Privacy Policy Disclaimer
  Advanced SearchBrowse




Journal Article

Soil organic carbon dynamics from agricultural management practices under climate change


Herzfeld,  Tobias
Potsdam Institute for Climate Impact Research;


Heinke,  Jens
Potsdam Institute for Climate Impact Research;


Rolinski,  Susanne
Potsdam Institute for Climate Impact Research;


Müller,  Christoph
Potsdam Institute for Climate Impact Research;

External Ressource
No external resources are shared
Fulltext (public)

(Publisher version), 4MB

Supplementary Material (public)
There is no public supplementary material available

Herzfeld, T., Heinke, J., Rolinski, S., Müller, C. (2021): Soil organic carbon dynamics from agricultural management practices under climate change. - Earth System Dynamics, 12, 4, 1037-1055.

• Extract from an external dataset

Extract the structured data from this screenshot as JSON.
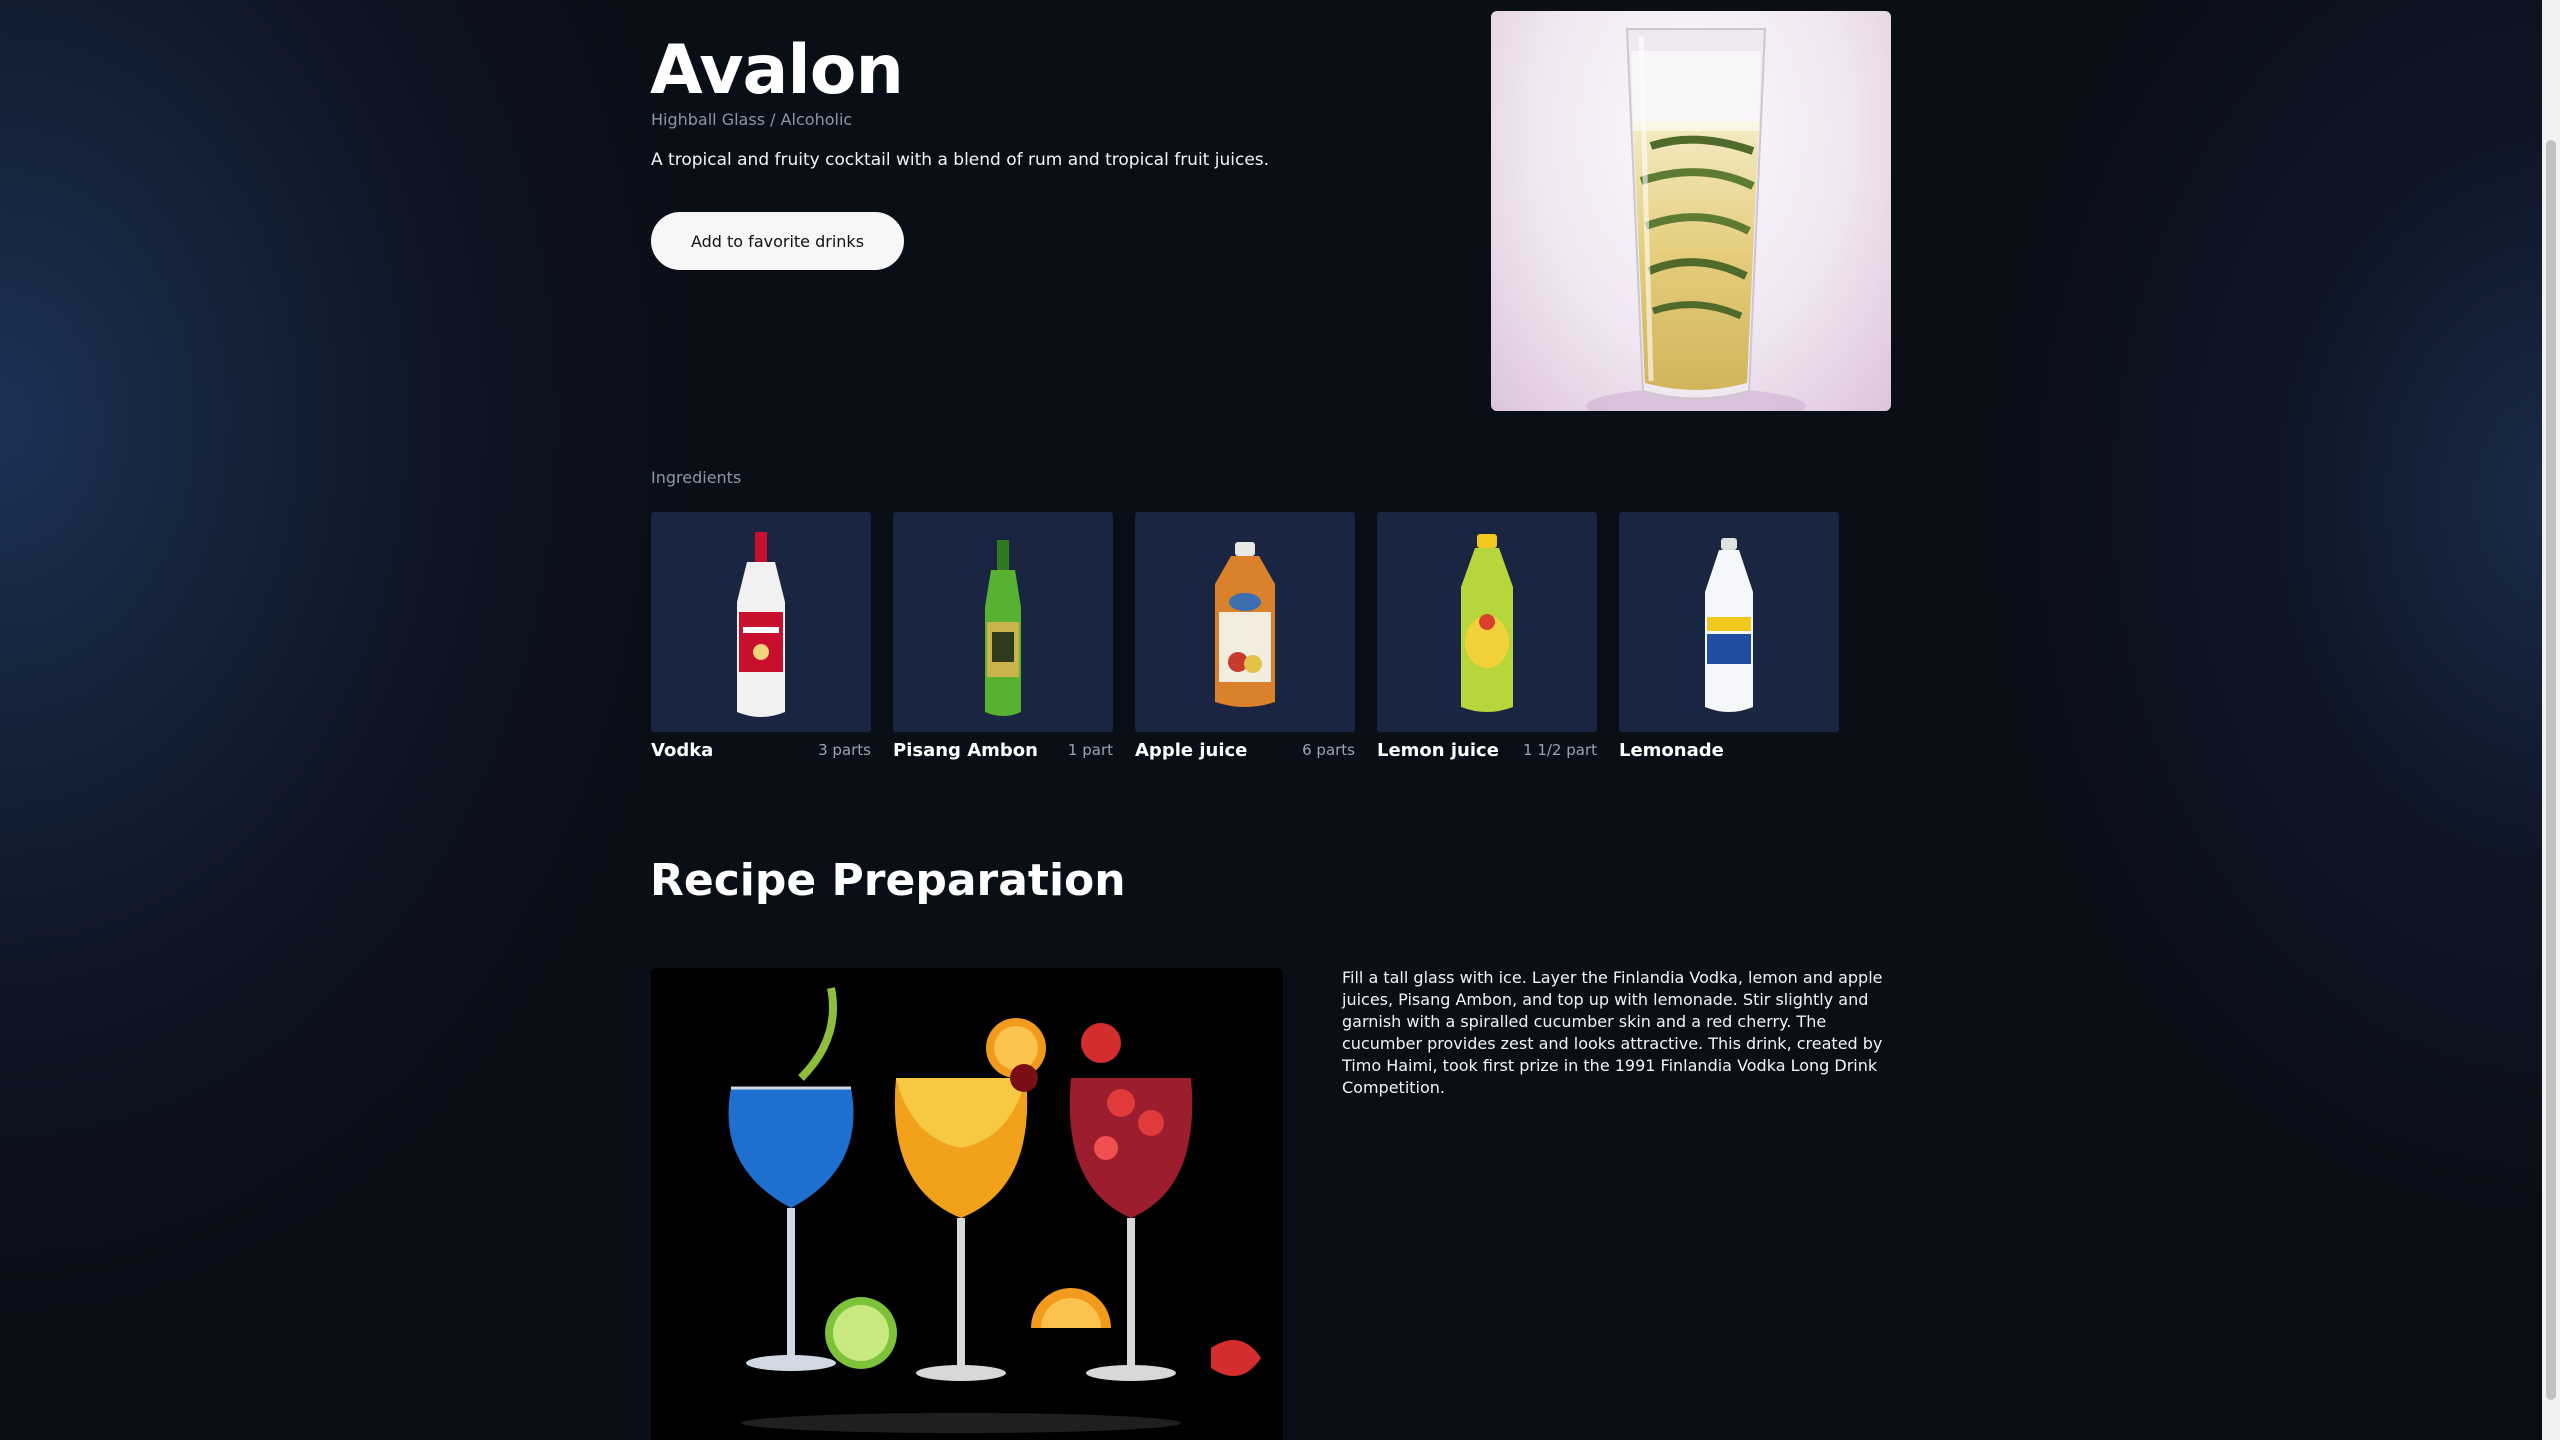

Cite as: https://publications.pik-potsdam.de/pubman/item/item_26005
Sequestration of soil organic carbon (SOC) on cropland has been proposed as a climate change mitigation strategy to reduce global greenhouse gas (GHG) concentrations in the atmosphere, which is in particular needed to achieve the targets proposed in the Paris Agreement to limit the increase in atmospheric temperature to well below 2 °C. We here analyze the historical evolution and future development of cropland SOC using the global process-based biophysical model LPJmL, which was recently extended by a detailed representation of tillage practices and residues management (version 5.0–tillage2). We find that model results for historical global estimates for SOC stocks are at the upper end of available literature, with ~2650 Pg C of SOC stored globally in the year 2018, of which ~170 Pg C are stored in cropland soils. In future projections, assuming no further changes in current cropland patterns and under four different management assumptions with two different climate forcings, RCP2.6, and RCP8.5, results suggest that agricultural SOC stocks decline in all scenarios, as the decomposition of SOC outweighs the increase of carbon inputs into the soil from altered management practices. Different climate-change scenarios, as well as assumptions on tillage management, play a minor role in explaining differences in SOC stocks. The choice of tillage practice explains between 0.2 % and 1.3 % of total cropland SOC stock change in the year 2100. Future dynamics in cropland SOC are most strongly controlled by residue management, whether residues are left on the field or harvested. We find that on current cropland, global cropland SOC stocks decline until the end of the century by only 1.0 % to 1.4 % if residue-retention management systems are generally applied and by 26.7 % to 27.3 % in case of residues harvest. For different climatic regions, increases in cropland SOC can only be found for tropical dry, warm temperate moist, and warm temperate dry regions in management systems that retain residues.